WORK REQUEST
Look at every line of the material and count the ones holding the word "created". The answer is the number only.

─── GIVEN RECORDS

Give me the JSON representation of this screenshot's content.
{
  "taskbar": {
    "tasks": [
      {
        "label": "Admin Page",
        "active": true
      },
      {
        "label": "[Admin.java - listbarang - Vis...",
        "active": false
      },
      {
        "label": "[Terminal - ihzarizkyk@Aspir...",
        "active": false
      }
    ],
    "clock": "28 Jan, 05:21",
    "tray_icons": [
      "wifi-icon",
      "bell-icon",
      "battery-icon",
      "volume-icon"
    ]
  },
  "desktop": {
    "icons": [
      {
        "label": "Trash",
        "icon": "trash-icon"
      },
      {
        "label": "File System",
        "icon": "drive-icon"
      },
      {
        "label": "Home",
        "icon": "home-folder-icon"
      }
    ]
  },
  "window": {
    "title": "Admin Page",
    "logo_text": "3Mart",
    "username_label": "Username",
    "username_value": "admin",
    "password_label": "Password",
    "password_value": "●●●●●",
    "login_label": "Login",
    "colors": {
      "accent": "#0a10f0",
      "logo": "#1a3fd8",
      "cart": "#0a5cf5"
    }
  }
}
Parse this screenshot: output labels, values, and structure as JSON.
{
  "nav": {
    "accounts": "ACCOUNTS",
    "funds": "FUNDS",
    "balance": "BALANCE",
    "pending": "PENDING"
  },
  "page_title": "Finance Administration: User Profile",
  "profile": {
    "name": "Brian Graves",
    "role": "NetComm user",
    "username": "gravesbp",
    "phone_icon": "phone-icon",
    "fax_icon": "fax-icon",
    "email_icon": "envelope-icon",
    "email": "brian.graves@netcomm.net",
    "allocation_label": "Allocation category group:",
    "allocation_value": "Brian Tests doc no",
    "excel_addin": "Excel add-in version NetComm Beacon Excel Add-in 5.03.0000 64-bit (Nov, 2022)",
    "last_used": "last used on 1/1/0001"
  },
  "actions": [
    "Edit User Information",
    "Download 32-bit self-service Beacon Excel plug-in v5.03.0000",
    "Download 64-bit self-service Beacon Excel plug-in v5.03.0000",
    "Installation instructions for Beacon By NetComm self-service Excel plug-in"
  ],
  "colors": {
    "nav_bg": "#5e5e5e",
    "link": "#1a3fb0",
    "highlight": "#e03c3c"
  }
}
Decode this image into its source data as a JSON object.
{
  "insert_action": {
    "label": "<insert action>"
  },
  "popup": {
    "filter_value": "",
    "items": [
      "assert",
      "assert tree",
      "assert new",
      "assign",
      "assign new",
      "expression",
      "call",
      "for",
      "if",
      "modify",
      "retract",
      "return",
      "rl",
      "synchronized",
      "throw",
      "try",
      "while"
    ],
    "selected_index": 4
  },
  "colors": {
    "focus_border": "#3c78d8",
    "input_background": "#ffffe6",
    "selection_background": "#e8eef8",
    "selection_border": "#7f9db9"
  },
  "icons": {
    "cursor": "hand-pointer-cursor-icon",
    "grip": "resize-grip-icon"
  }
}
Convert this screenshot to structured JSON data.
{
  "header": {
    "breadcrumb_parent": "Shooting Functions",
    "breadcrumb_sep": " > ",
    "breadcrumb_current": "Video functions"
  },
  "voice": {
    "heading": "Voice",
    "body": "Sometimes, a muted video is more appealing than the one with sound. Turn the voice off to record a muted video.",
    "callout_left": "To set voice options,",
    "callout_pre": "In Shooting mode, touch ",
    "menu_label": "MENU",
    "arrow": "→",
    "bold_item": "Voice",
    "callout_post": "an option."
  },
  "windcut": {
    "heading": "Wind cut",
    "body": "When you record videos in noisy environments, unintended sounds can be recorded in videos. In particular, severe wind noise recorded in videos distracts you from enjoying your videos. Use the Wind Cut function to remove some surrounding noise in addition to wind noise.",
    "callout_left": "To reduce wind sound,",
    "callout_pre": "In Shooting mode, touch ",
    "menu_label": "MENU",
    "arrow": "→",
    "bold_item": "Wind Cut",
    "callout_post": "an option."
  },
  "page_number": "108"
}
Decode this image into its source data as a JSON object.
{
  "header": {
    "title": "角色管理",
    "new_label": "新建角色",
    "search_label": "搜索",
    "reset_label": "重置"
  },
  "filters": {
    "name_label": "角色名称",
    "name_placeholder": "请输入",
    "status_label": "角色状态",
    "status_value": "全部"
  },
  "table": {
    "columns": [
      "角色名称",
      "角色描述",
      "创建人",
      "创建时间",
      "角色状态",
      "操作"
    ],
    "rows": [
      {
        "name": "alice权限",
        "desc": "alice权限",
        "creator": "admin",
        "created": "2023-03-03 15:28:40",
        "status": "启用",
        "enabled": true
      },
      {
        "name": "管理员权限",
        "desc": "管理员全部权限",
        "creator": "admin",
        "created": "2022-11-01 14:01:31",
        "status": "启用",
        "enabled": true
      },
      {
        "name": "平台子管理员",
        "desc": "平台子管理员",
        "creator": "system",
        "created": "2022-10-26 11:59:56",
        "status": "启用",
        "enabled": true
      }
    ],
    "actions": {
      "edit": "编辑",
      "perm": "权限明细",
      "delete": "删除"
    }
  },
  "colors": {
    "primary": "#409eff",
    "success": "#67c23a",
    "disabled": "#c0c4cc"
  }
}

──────

ANSWER FOR THIS EXERCISE
3